Finding the right home for you is your primary goal, but enjoying it with a lower payment and better mortgage terms is a very important secondary goal. I’ve worked with many lenders over the years, and here are a couple of things to keep in mind when beginning the process.
There are several common categories my clients fall into with their own set of considerations. Here are three common ones.
The employed with a consistent paycheck – Just because there’s nothing out of the ordinary about your income stream, and you’re getting a paycheck every week, that doesn’t mean that there won’t be differences in mortgages and lenders for your needs. Every mortgage broker and most lenders tend to work within their own requirements and procedures, so finding the one with friendliest terms for a salaried or hourly wage earner is crucial.
The self-employed borrower – Since the mortgage and housing crisis that began in 2007, it’s become a grueling process for a business owner or self-employed person to get a mortgage. Documentation of income and expenses is much more detailed, so being prepared with your paperwork before you begin will make the process that much easier. Some lenders have systems in place for the self-employed and are easier to work with, provide the best terms and will get you to the closing in the fastest amount of time.
Less than stellar credit – All types of lenders have become tougher in our new financial environment, and it’s easy to get a ding or two on your credit these days. It doesn’t even take a mistake or late payment, as credit scores are reduced for the amount and ratio of debt, as well as types of debt. Millions of people pay their bills on time and still don’t have those high end credit scores. There are several lenders in the area ready to provide good mortgages for less than high end credit scores. It’s just a matter of researching them.
There are several other things to know once you’ve found a lender and are headed to the closing table. This applys to all borrowers regardless of the type of loan you’re getting.
Financial Disclosures – Expect lenders and their underwriters to scrutinize financial, income and expense information much more closely than you might expect. Be prepared to dig out a lot of documentation, and it’s best to be forthcoming with any financial information that impacts your ability to pay the mortgage payment. Even if it’s not asked for early in the process, be prepared for questions and requests for documents throughout the process. Also, it’s highly recommended that you not add any credit card or other debt between the purchase contract and the closing. Just before closing, most lenders will do another credit check and a check for any liens or encumbrances.
Watch the Fees and Question Them – There are a number of fees associated with getting a mortgage, and the total of origination and other fees is usually the highest closing cost aggregate item in the deal. Never hesitate to ask about all fees, why they’re charged and why they’re a certain amount and how they’re calculated. It’s your money, and you’re the customer.
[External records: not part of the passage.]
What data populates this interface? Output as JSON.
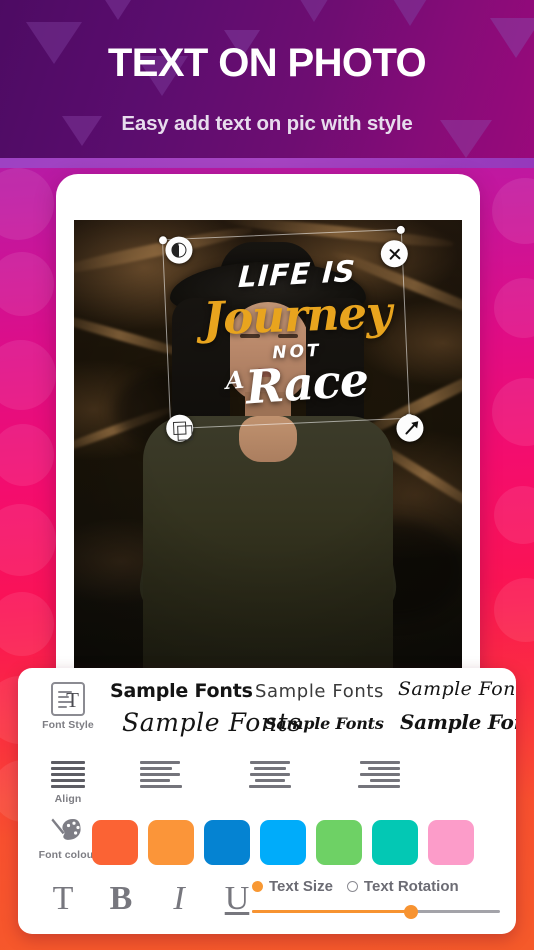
{
  "header": {
    "title": "TEXT ON PHOTO",
    "subtitle": "Easy add text on pic with style"
  },
  "canvas": {
    "artwork": {
      "line1": "LIFE IS",
      "line2": "Journey",
      "line3": "NOT",
      "line4_small": "A",
      "line4": "Race"
    },
    "handles": {
      "opacity": "opacity-handle",
      "close": "close-handle",
      "duplicate": "duplicate-handle",
      "resize": "resize-handle"
    }
  },
  "panel": {
    "font_style": {
      "label": "Font Style",
      "icon": "font-style-icon",
      "samples": [
        "Sample Fonts",
        "Sample Fonts",
        "Sample Fonts",
        "Sample Fonts",
        "Sample Fonts",
        "Sample Fonts"
      ]
    },
    "align": {
      "label": "Align",
      "options": [
        "justify",
        "left",
        "center",
        "right"
      ]
    },
    "font_colour": {
      "label": "Font colour",
      "icon": "palette-icon",
      "swatches": [
        "#fb6334",
        "#fb9539",
        "#0583d2",
        "#00acfa",
        "#6ed165",
        "#03c8b4",
        "#fc9cc9"
      ]
    },
    "text_styles": [
      {
        "name": "normal",
        "glyph": "T"
      },
      {
        "name": "bold",
        "glyph": "B"
      },
      {
        "name": "italic",
        "glyph": "I"
      },
      {
        "name": "underline",
        "glyph": "U"
      }
    ],
    "slider_modes": {
      "text_size": "Text Size",
      "text_rotation": "Text Rotation",
      "selected": "text_size",
      "value_percent": 64
    }
  },
  "colors": {
    "accent_orange": "#f79331",
    "header_purple": "#5b0d6e",
    "artwork_yellow": "#e8a41e"
  }
}
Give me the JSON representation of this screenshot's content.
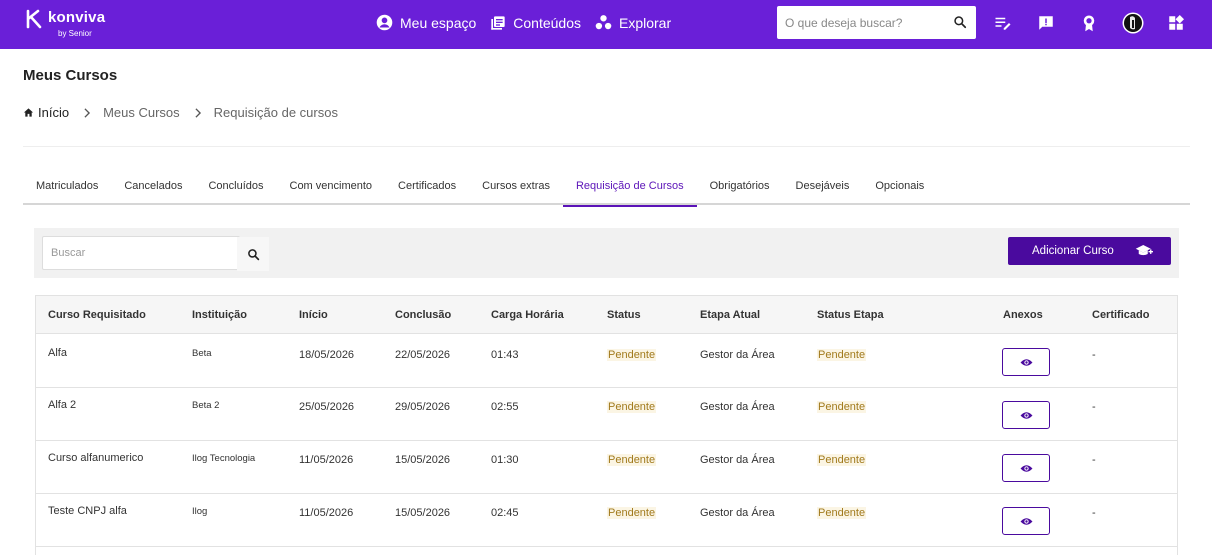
{
  "brand": {
    "name": "konviva",
    "sub": "by Senior"
  },
  "nav": [
    {
      "label": "Meu espaço",
      "icon": "account-circle-icon"
    },
    {
      "label": "Conteúdos",
      "icon": "library-icon"
    },
    {
      "label": "Explorar",
      "icon": "explore-icon"
    }
  ],
  "search": {
    "placeholder": "O que deseja buscar?"
  },
  "toolbar_icons": [
    "playlist-edit-icon",
    "feedback-icon",
    "badge-icon",
    "avatar",
    "apps-icon"
  ],
  "page": {
    "title": "Meus Cursos"
  },
  "breadcrumb": {
    "home": "Início",
    "items": [
      "Meus Cursos",
      "Requisição de cursos"
    ]
  },
  "tabs": [
    {
      "label": "Matriculados"
    },
    {
      "label": "Cancelados"
    },
    {
      "label": "Concluídos"
    },
    {
      "label": "Com vencimento"
    },
    {
      "label": "Certificados"
    },
    {
      "label": "Cursos extras"
    },
    {
      "label": "Requisição de Cursos",
      "active": true
    },
    {
      "label": "Obrigatórios"
    },
    {
      "label": "Desejáveis"
    },
    {
      "label": "Opcionais"
    }
  ],
  "filter": {
    "search_placeholder": "Buscar",
    "add_button": "Adicionar Curso"
  },
  "table": {
    "columns": [
      "Curso Requisitado",
      "Instituição",
      "Início",
      "Conclusão",
      "Carga Horária",
      "Status",
      "Etapa Atual",
      "Status Etapa",
      "Anexos",
      "Certificado"
    ],
    "rows": [
      {
        "curso": "Alfa",
        "instituicao": "Beta",
        "inicio": "18/05/2026",
        "conclusao": "22/05/2026",
        "carga": "01:43",
        "status": "Pendente",
        "etapa": "Gestor da Área",
        "status_etapa": "Pendente",
        "certificado": "-"
      },
      {
        "curso": "Alfa 2",
        "instituicao": "Beta 2",
        "inicio": "25/05/2026",
        "conclusao": "29/05/2026",
        "carga": "02:55",
        "status": "Pendente",
        "etapa": "Gestor da Área",
        "status_etapa": "Pendente",
        "certificado": "-"
      },
      {
        "curso": "Curso alfanumerico",
        "instituicao": "Ilog Tecnologia",
        "inicio": "11/05/2026",
        "conclusao": "15/05/2026",
        "carga": "01:30",
        "status": "Pendente",
        "etapa": "Gestor da Área",
        "status_etapa": "Pendente",
        "certificado": "-"
      },
      {
        "curso": "Teste CNPJ alfa",
        "instituicao": "Ilog",
        "inicio": "11/05/2026",
        "conclusao": "15/05/2026",
        "carga": "02:45",
        "status": "Pendente",
        "etapa": "Gestor da Área",
        "status_etapa": "Pendente",
        "certificado": "-"
      }
    ]
  },
  "colors": {
    "brand": "#6a1fd8",
    "primary": "#4a0a9e",
    "pending_bg": "#fbf5e4",
    "pending_text": "#a17a1c"
  }
}
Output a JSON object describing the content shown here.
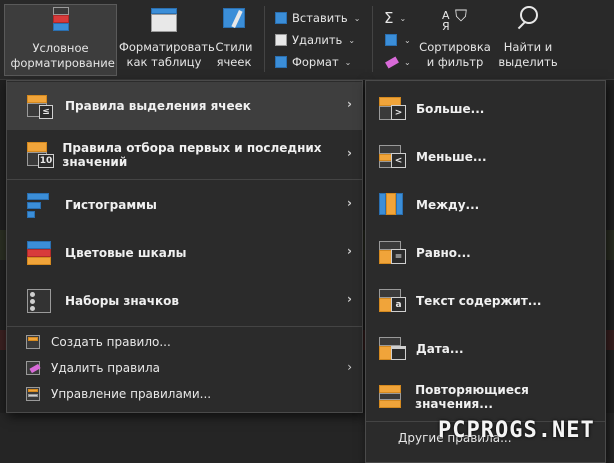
{
  "ribbon": {
    "conditional_formatting": "Условное форматирование",
    "format_as_table": "Форматировать как таблицу",
    "cell_styles": "Стили ячеек",
    "insert": "Вставить",
    "delete": "Удалить",
    "format": "Формат",
    "sort_filter": "Сортировка и фильтр",
    "find_select": "Найти и выделить",
    "chevron": "⌄",
    "sigma": "Σ"
  },
  "menu": {
    "items": [
      {
        "label": "Правила выделения ячеек"
      },
      {
        "label": "Правила отбора первых и последних значений"
      },
      {
        "label": "Гистограммы"
      },
      {
        "label": "Цветовые шкалы"
      },
      {
        "label": "Наборы значков"
      }
    ],
    "actions": [
      {
        "label": "Создать правило..."
      },
      {
        "label": "Удалить правила"
      },
      {
        "label": "Управление правилами..."
      }
    ],
    "arrow": "›"
  },
  "submenu": {
    "items": [
      {
        "label": "Больше...",
        "badge": ">"
      },
      {
        "label": "Меньше...",
        "badge": "<"
      },
      {
        "label": "Между..."
      },
      {
        "label": "Равно...",
        "badge": "="
      },
      {
        "label": "Текст содержит...",
        "badge": "a"
      },
      {
        "label": "Дата..."
      },
      {
        "label": "Повторяющиеся значения..."
      }
    ],
    "more": "Другие правила..."
  },
  "watermark": "PCPROGS.NET",
  "colors": {
    "accent_orange": "#f0a43a",
    "accent_blue": "#3b8ed8",
    "accent_red": "#d83b3b",
    "menu_bg": "#2b2b2b",
    "highlight_bg": "#3e3e3e"
  }
}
If you’re looking for a good lender, there are several that I recommend. You can find them here. Let me know if I can help with your search for a great lender.